In case you didn’t know, the main reason that David and I moved to Dubai in the first place was an increasing level of disenchantment with the management style of Airservices Australia.  When we first got to Dubai, our employer was the sharing and caring antidote to that and we were happy.  Unfortunately, over the years our current employers’ management style has rapidly deteriorated to the same level as we were experiencing back home.  I’m talking about deceit, derision and downright hostility towards their air traffic controllers.  Morale here is not good.  People are resigning in droves and returning to their home countries leaving behind radar units and towers that are painfully short staffed.  The company is unable to recruit air traffic controllers from elsewhere because they aren’t offering an attractive enough package.  And we’re not just disenchanted, but also disillusioned and disengaged.  So it ain’t a happy place.

So why do we stay?  Let me make you a list of things I miss from Australia.

* my family

* my friends

* coffee (oh my god, the coffee)

* no smoking in restaurants, bars and cafes

* the weather

* the amazing restaurant scene

* the sound of birds

* the lack of in-your-face racism

* the culture

* our house

* our neighbourhood

* road rules

* clean air

* trees, plants, flowers, the colour green

* jobs done by those who want to do them, rather than jobs determined by nationality

* quality healthcare

* good service

* not being called sir EVER AGAIN

* being able to wear whatever I like

* being able to kiss my husband in public

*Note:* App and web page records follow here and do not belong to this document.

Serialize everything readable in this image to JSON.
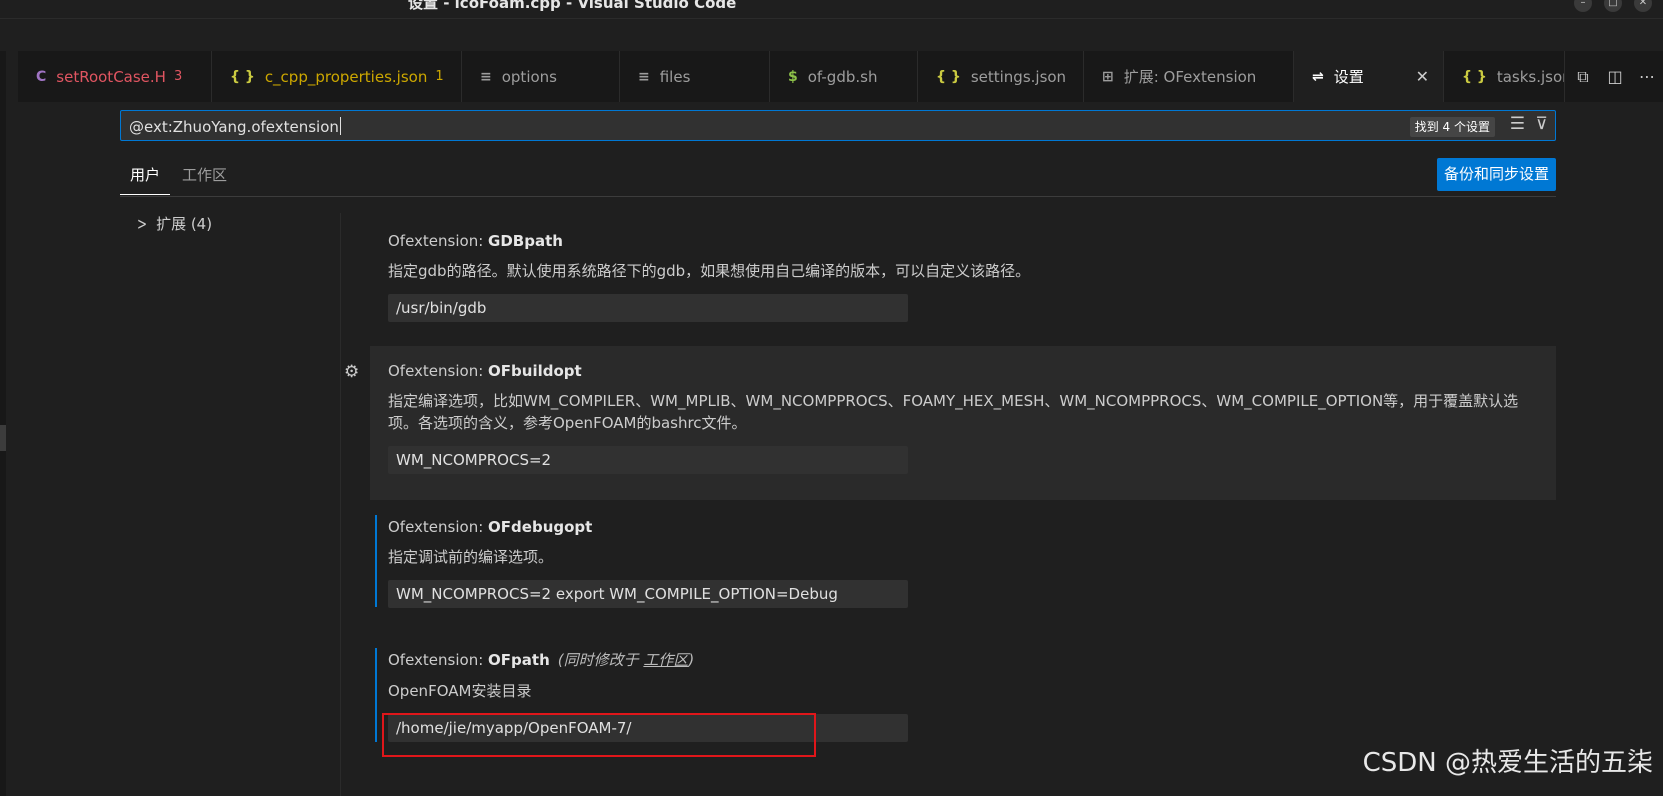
{
  "window": {
    "title": "设置 - icoFoam.cpp - Visual Studio Code"
  },
  "tabs": [
    {
      "label": "setRootCase.H",
      "badge": "3",
      "icon": "C",
      "color": "#e05561",
      "iconColor": "#a074c4"
    },
    {
      "label": "c_cpp_properties.json",
      "badge": "1",
      "icon": "{ }",
      "color": "#cca700",
      "iconColor": "#cbcb41"
    },
    {
      "label": "options",
      "badge": "",
      "icon": "≡",
      "color": "#9d9d9d",
      "iconColor": "#9d9d9d"
    },
    {
      "label": "files",
      "badge": "",
      "icon": "≡",
      "color": "#9d9d9d",
      "iconColor": "#9d9d9d"
    },
    {
      "label": "of-gdb.sh",
      "badge": "",
      "icon": "$",
      "color": "#9d9d9d",
      "iconColor": "#8dc149"
    },
    {
      "label": "settings.json",
      "badge": "",
      "icon": "{ }",
      "color": "#9d9d9d",
      "iconColor": "#cbcb41"
    },
    {
      "label": "扩展: OFextension",
      "badge": "",
      "icon": "⊞",
      "color": "#9d9d9d",
      "iconColor": "#9d9d9d"
    },
    {
      "label": "设置",
      "badge": "",
      "icon": "⇌",
      "color": "#ffffff",
      "iconColor": "#cccccc"
    },
    {
      "label": "tasks.json",
      "badge": "",
      "icon": "{ }",
      "color": "#9d9d9d",
      "iconColor": "#cbcb41"
    }
  ],
  "search": {
    "query": "@ext:ZhuoYang.ofextension",
    "result_count": "找到 4 个设置"
  },
  "scopes": {
    "user": "用户",
    "workspace": "工作区",
    "sync_button": "备份和同步设置"
  },
  "toc": {
    "item_label": "扩展 (4)"
  },
  "settings": [
    {
      "category": "Ofextension: ",
      "name": "GDBpath",
      "description": "指定gdb的路径。默认使用系统路径下的gdb，如果想使用自己编译的版本，可以自定义该路径。",
      "value": "/usr/bin/gdb"
    },
    {
      "category": "Ofextension: ",
      "name": "OFbuildopt",
      "description": "指定编译选项，比如WM_COMPILER、WM_MPLIB、WM_NCOMPPROCS、FOAMY_HEX_MESH、WM_NCOMPPROCS、WM_COMPILE_OPTION等，用于覆盖默认选项。各选项的含义，参考OpenFOAM的bashrc文件。",
      "value": "WM_NCOMPROCS=2"
    },
    {
      "category": "Ofextension: ",
      "name": "OFdebugopt",
      "description": "指定调试前的编译选项。",
      "value": "WM_NCOMPROCS=2 export WM_COMPILE_OPTION=Debug"
    },
    {
      "category": "Ofextension: ",
      "name": "OFpath",
      "scope_note_prefix": "(同时修改于 ",
      "scope_note_link": "工作区",
      "scope_note_suffix": ")",
      "description": "OpenFOAM安装目录",
      "value": "/home/jie/myapp/OpenFOAM-7/"
    }
  ],
  "watermark": "CSDN @热爱生活的五柒",
  "colors": {
    "accent": "#0078d4",
    "highlight": "#e0161a"
  }
}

* being able to swear in public (I’ve started doing this here and think I’d best stop)

* not being afraid to be drunk in public for fear of being arrested

* not being afraid of being thrown in jail for no good reason

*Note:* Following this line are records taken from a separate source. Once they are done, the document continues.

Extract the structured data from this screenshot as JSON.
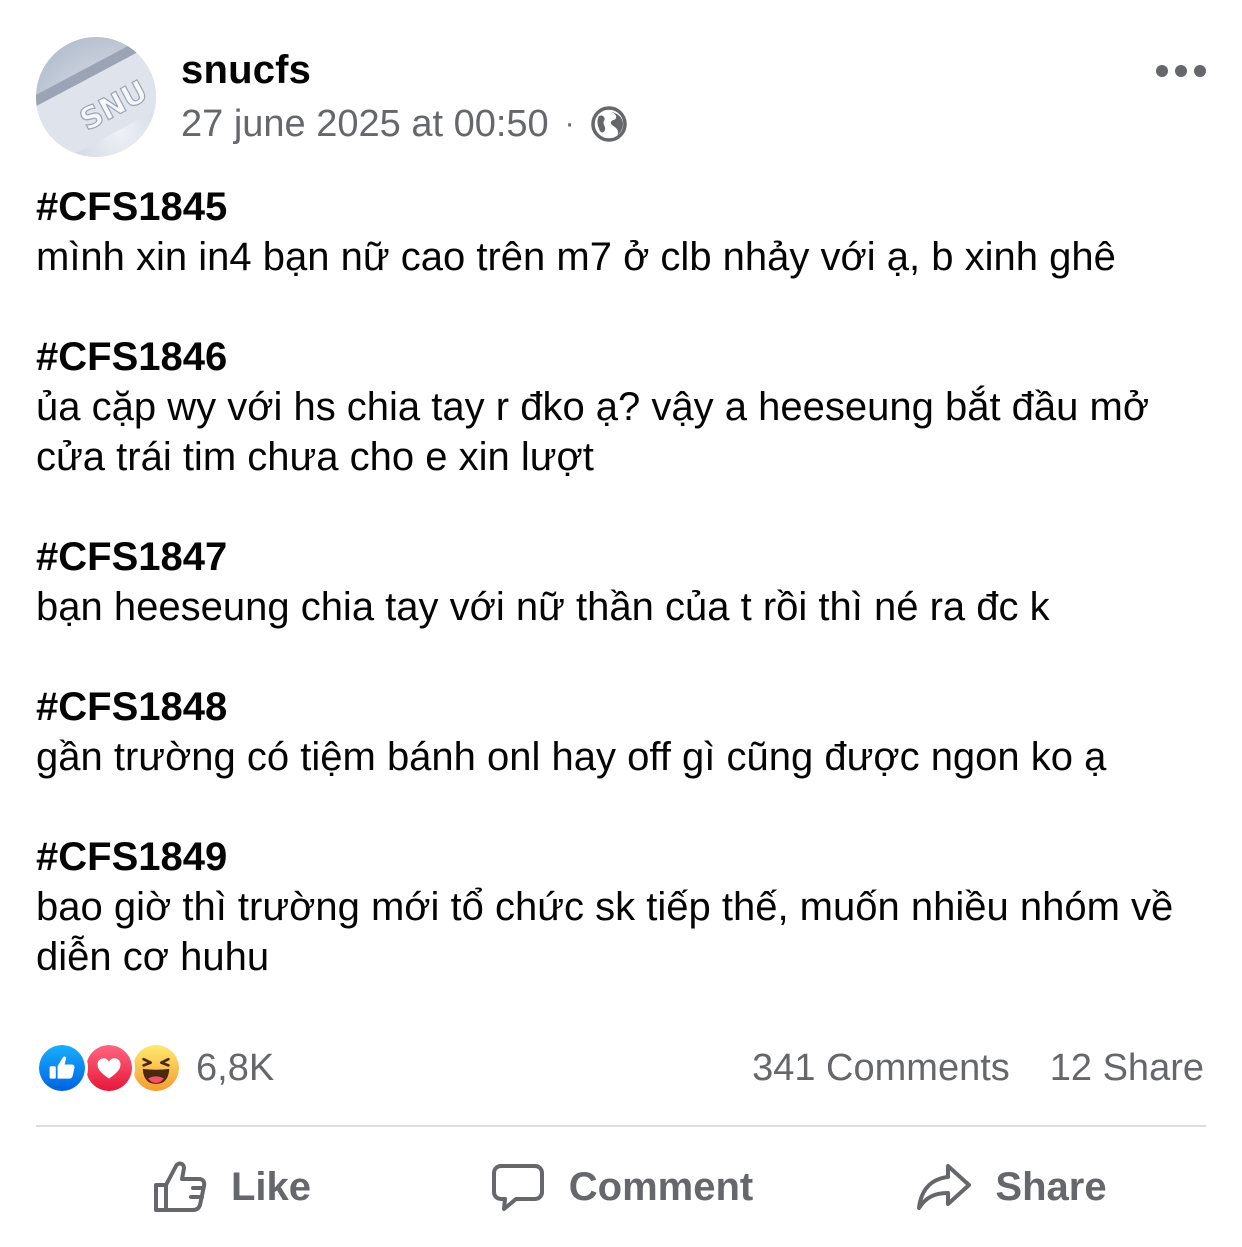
{
  "header": {
    "author": "snucfs",
    "timestamp": "27 june 2025 at 00:50",
    "separator": "·",
    "audience_icon": "globe-icon",
    "avatar_text": "SNU",
    "more_icon": "more-options-icon"
  },
  "entries": [
    {
      "tag": "#CFS1845",
      "text": "mình xin in4 bạn nữ cao trên m7 ở clb nhảy với ạ, b xinh ghê"
    },
    {
      "tag": "#CFS1846",
      "text": "ủa cặp wy với hs chia tay r đko ạ? vậy a heeseung bắt đầu mở cửa trái tim chưa cho e xin lượt"
    },
    {
      "tag": "#CFS1847",
      "text": "bạn heeseung chia tay với nữ thần của t rồi thì né ra đc k"
    },
    {
      "tag": "#CFS1848",
      "text": "gần trường có tiệm bánh onl hay off gì cũng được ngon ko ạ"
    },
    {
      "tag": "#CFS1849",
      "text": "bao giờ thì trường mới tổ chức sk tiếp thế, muốn nhiều nhóm về diễn cơ huhu"
    }
  ],
  "reactions": {
    "icons": [
      "like-reaction-icon",
      "love-reaction-icon",
      "haha-reaction-icon"
    ],
    "count": "6,8K"
  },
  "counts": {
    "comments": "341 Comments",
    "shares": "12 Share"
  },
  "actions": {
    "like": "Like",
    "comment": "Comment",
    "share": "Share"
  },
  "colors": {
    "text_primary": "#050505",
    "text_secondary": "#65676b",
    "divider": "#dadde1",
    "like_blue": "#1877f2",
    "love_red": "#f33e58",
    "haha_yellow": "#f7b928"
  }
}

* being able to flip people the bird if I feel like it (it’s the principle)

* great fashion

* reliable mail

* no freaking construction

* no sand EVERYWHERE

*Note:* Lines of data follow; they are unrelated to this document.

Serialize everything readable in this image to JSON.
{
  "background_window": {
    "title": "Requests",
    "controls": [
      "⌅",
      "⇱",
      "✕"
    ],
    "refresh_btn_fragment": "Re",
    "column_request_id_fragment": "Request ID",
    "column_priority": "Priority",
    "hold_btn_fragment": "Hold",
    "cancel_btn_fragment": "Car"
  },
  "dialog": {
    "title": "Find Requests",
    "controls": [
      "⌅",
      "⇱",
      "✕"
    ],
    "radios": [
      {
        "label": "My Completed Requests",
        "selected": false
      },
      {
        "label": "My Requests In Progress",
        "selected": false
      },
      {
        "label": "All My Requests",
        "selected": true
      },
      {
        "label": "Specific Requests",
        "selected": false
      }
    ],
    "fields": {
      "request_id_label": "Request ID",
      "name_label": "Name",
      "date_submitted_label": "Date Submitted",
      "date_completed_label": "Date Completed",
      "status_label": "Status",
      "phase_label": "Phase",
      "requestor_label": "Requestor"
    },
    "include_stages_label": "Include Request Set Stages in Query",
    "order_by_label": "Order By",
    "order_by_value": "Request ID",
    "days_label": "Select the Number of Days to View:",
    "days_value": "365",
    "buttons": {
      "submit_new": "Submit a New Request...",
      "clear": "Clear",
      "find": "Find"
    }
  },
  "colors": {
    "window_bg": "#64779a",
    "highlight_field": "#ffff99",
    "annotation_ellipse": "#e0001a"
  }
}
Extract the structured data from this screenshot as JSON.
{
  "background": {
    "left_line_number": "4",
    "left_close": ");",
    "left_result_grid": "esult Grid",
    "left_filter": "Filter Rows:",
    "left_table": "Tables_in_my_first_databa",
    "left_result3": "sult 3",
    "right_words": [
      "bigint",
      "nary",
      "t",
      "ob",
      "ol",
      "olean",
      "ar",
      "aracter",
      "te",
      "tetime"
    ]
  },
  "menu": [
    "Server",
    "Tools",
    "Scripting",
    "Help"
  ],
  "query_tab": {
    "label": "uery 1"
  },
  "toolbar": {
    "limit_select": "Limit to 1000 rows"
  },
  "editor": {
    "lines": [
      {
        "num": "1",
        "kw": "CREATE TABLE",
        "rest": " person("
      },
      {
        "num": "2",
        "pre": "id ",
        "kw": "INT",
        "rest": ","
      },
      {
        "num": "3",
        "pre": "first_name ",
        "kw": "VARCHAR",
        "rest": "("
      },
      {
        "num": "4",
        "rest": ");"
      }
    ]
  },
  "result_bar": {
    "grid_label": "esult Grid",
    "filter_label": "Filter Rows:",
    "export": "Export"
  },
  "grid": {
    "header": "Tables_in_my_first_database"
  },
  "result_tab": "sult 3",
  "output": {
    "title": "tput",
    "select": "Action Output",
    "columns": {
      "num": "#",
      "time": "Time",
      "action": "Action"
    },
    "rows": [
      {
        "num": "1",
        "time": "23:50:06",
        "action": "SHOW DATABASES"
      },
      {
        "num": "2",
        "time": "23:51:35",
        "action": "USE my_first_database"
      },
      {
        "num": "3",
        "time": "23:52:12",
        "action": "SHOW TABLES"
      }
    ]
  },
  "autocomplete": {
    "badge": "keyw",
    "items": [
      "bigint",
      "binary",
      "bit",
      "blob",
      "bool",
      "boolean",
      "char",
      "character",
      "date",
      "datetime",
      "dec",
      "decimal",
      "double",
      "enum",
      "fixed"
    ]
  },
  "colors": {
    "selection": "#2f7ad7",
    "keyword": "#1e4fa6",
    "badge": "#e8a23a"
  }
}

* Madame Brussels

* cleaning ladies not being terrified that I’m going to beat them

* pornography (again, not something I necessarily want, but give me the choice god damn it)

* freedom of speech

* reading magazines where they call it wine and beer, not grape and hops

* bacon, oh crispy bacon

* being able to log onto Skype, Spotify etc. without having to hide my location using a VPN

* the countryside

* being able to ski within three hours of the city

* OPSM (seriously, I’ve never had a pair of prescription glasses made properly here)

* no in-your-face wasta

* people that turn their headlights on at night (der)

* wineries

* skilled tradespeople

* OH&S

* minimum wage

* human rights (OK, Australia’s record of that isn’t so great either, but at least you aren’t subjected to it on a daily basis)

* recycling

* addresses (there’s no street name/number system here – you navigate using landmarks)

* great live music scene

* people washing their own damn cars

* not needing the aircon on 24/7

* good hairdressers*

 

I really could go on, but I think you get the idea.  Now I’ll list what I would miss about Dubai if we were to move back home.

* the travel.
 

 

 

 

 

 

Well, maybe the cheap and plentiful taxis too.  And that’s about it.  But that one thing, right now, is worth sacrificing all those other things that I miss about home.  I’m not done travelling yet.  I don’t know if I ever will be.  I’ve got a severe case of wanderlust, and I’ve got it bad.  And living here allows me to regularly, and frequently, scratch that itch in a way that I wouldn’t be able to do from Australia.  So I forfeit my family and my friends and great coffee in exchange for being able to see the world.  I can’t even say if it’s a fair exchange.  I just know that I’m not ready to give it up yet.  And (thank goodness) neither is David.  If one of us wanted to go home, we have agreed that we would go.  But for now we’re staying.

In other news, we are coming home in February for a  couple of weeks so that we can get our fix of all those things we miss about it.  Best of both worlds.

 

 

* If anyone can recommend a GREAT hairdresser in Melbourne, I’d be extremely grateful.